The pattern that the Halloween series followed throughout most of its existence is that a back to basics entry will connect with fans and audiences and right the ship only for the very next installment to tank the franchise all over again. There was no instance of Halloween sequels improving from one to the next or even just holding ground from one to the next. It was always a hit, followed by a train wreck.
Which brings us to Halloween: Resurrection. 1998's H20 had been well received by critics, fans, and general audiences. It scrapped off the narrative barnacles that had accumulated on the series over the years and seemed to be the big "fix" that the series sorely needed.
It also ended on a very definitive note. It looked like Laurie Strode and Michael had finally fought their last battle and that Laurie had permanently vanquished the boogeyman.
Now, I don't think any hardcore Halloween fans truly believed the series was done, no matter how things looked at the end of H20, but the question was just one of "ok, how do you go forward after that ending?" A full reboot would have probably been the smart way to go, allowing H20's ending to stand within that continuity. Or, if not that, then to have evil - or Evil! - re-manifest itself in some creative way.
But to have the finale of H20 be exposed as a cheap fake-out and just carry on from there...hmm, not great.
When H20's trailer was released, it was met with a universal cry of "Yeah, Halloween's back!" That was not how the Resurrection trailer was received. From the jump, it looked like this was gonna be rough. Although, from the vantage point of 2021, I'm really loving the cheesy early '00's vibes here.
Sometimes when a movie makes so many stunningly wrong choices, it perversely earns my respect. That's the case here. I will not try and make a convincing case that Resurrection is actually good. However, I would be lying if I said that I didn't enjoy it. How is that even possible, you ask? I don't know. This is just a fun one for me. One thing I love in horror movies is when they try too hard to be of their time and jump on then-current trends. It makes them look hilariously dated as soon as they hit theaters and that is what Resurrection is.
Resurrection is such a early '00's time capsule with its reality show premise and heavy use of the internet and cell phones as they were then. Everybody's rocking old-timey flip phones. And when they text, it's in full sentences, with proper punctuation! No abbreviations, no emojis! The original Halloween still manages to feel timeless while Resurrection, being so locked into its era, looks absolutely ancient.
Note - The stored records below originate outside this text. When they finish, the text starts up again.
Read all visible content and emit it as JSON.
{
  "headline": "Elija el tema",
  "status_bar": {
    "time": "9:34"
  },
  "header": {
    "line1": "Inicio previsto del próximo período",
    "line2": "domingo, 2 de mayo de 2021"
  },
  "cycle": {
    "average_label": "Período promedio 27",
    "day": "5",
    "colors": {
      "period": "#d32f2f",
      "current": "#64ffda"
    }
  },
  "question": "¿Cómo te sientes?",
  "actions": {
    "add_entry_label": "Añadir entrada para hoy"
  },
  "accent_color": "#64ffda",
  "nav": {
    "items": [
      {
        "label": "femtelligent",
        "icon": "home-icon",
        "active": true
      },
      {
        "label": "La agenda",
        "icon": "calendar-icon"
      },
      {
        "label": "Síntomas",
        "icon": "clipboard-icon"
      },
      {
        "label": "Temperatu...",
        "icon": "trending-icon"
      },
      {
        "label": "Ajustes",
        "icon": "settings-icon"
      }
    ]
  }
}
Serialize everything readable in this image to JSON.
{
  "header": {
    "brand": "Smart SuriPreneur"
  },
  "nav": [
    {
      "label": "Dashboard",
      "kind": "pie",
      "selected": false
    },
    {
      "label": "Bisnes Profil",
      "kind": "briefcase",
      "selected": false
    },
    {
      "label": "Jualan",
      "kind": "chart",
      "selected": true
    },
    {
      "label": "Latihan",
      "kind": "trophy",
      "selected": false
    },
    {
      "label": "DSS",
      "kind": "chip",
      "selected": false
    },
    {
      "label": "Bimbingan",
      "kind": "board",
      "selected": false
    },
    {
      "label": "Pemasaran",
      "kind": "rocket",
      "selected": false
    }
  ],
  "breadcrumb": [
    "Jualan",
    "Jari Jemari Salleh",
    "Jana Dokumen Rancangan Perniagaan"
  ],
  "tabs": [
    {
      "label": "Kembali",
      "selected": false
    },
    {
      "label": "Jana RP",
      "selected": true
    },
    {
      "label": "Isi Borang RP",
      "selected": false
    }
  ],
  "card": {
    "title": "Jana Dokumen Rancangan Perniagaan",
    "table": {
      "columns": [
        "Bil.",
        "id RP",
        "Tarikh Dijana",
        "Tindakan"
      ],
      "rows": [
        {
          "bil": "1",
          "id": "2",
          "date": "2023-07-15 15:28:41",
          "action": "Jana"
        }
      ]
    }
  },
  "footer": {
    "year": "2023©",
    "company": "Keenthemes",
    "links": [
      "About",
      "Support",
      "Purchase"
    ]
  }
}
The biggest problem that most people had with Resurrection is with the head of Dangertainment himself, Freddie Harris, played by rapper Busta Rhymes. This is an area in which I will strongly disagree with the haters and say that I genuinely love Busta in this movie. He brings a completely different type of energy to the series. He may be loud and obnoxious and abrasive to some but I'm all for it. And he ends up delivering one of my favorite lines regarding Michael, describing him as a "killer shark in baggy ass overalls." And of course, the immortal "Trick or Treat, motherfucker!" is all him. Freddie rules. If only he and Loomis could have met. Inject that movie into my fucking veins!
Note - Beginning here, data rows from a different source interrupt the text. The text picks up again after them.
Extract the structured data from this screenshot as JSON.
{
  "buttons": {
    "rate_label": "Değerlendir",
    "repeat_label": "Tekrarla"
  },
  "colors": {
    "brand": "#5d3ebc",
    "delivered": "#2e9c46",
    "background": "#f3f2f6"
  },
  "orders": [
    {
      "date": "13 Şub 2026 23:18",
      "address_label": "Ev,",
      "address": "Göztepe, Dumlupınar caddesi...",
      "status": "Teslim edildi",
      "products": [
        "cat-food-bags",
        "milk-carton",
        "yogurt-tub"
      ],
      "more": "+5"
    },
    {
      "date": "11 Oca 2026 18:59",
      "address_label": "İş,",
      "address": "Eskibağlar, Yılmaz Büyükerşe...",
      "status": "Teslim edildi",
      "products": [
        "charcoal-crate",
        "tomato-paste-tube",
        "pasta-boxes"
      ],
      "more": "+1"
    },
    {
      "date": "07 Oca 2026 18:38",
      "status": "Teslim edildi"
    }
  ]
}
Like Curse, Resurrection came at a low point for the genre, just before horror enjoyed a fresh resurgence. The early '00's were a time when the post-Scream horror boom had ebbed and the genre was floundering in the new decade, with filmmakers not quite knowing what audiences wanted. The genre wasn't quite down and out but it was definitely waiting for the next big wave to happen. Even the Resurrection poster looked like a relic from the fading Scream era.
The whole movie had a "last nail in the coffin" vibe, not just for Halloween but for the slasher sub-genre. It all felt played out.
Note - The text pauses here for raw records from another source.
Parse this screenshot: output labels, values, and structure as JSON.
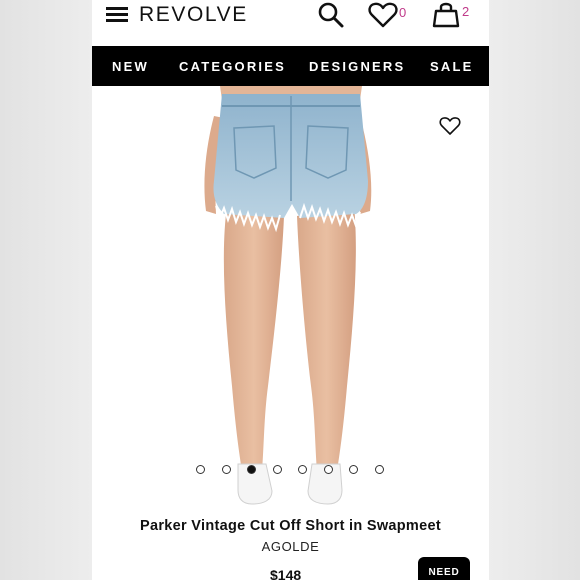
{
  "header": {
    "logo": "REVOLVE",
    "wishlist_count": "0",
    "bag_count": "2"
  },
  "nav": {
    "items": [
      "NEW",
      "CATEGORIES",
      "DESIGNERS",
      "SALE"
    ]
  },
  "gallery": {
    "image_count": 8,
    "active_index": 2
  },
  "product": {
    "title": "Parker Vintage Cut Off Short in Swapmeet",
    "brand": "AGOLDE",
    "price": "$148",
    "action_label": "NEED"
  },
  "colors": {
    "accent": "#c03a8a",
    "nav_bg": "#000000",
    "denim": "#9fc1d8"
  }
}
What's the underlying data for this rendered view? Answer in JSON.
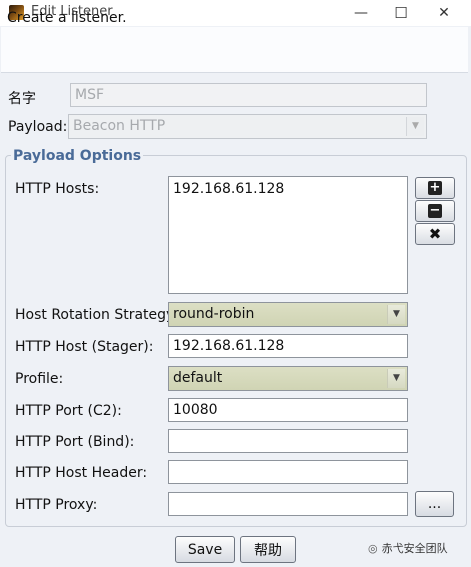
{
  "window": {
    "title": "Edit Listener",
    "minimize_glyph": "—",
    "maximize_glyph": "☐",
    "close_glyph": "✕"
  },
  "description": "Create a listener.",
  "form": {
    "name_label": "名字",
    "name_value": "MSF",
    "payload_label": "Payload:",
    "payload_value": "Beacon HTTP"
  },
  "payload_options": {
    "title": "Payload Options",
    "http_hosts_label": "HTTP Hosts:",
    "http_hosts": [
      "192.168.61.128"
    ],
    "host_rotation_label": "Host Rotation Strategy:",
    "host_rotation_value": "round-robin",
    "http_host_stager_label": "HTTP Host (Stager):",
    "http_host_stager_value": "192.168.61.128",
    "profile_label": "Profile:",
    "profile_value": "default",
    "http_port_c2_label": "HTTP Port (C2):",
    "http_port_c2_value": "10080",
    "http_port_bind_label": "HTTP Port (Bind):",
    "http_port_bind_value": "",
    "http_host_header_label": "HTTP Host Header:",
    "http_host_header_value": "",
    "http_proxy_label": "HTTP Proxy:",
    "http_proxy_value": "",
    "proxy_browse_label": "...",
    "add_glyph": "+",
    "remove_glyph": "−",
    "clear_glyph": "✖"
  },
  "buttons": {
    "save_label": "Save",
    "help_label": "帮助"
  },
  "watermark": {
    "text": "赤弋安全团队"
  },
  "colors": {
    "group_title": "#4a6b98",
    "combo_fill": "#d4d8b9",
    "window_bg": "#eef1f6"
  }
}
Although no one knew it at the time, Resurrection would mark the second time that a line of Halloween continuity would be brought to an ignominious close.
Personally I wish they would have continued on from the end of Resurrection. Not only would I have loved to see more of Freddie Harris (really!) but given that, for the first time, the series would have had to carry on without any of its familiar touchstones like Laurie, Loomis, or even the Myers house, it would have been cool to see what the next Halloween might have been like. But, of course, no one wanted to bother with that. Rather than the resurrection its title promised, this Halloween felt more like a funeral, or a kiss good bye.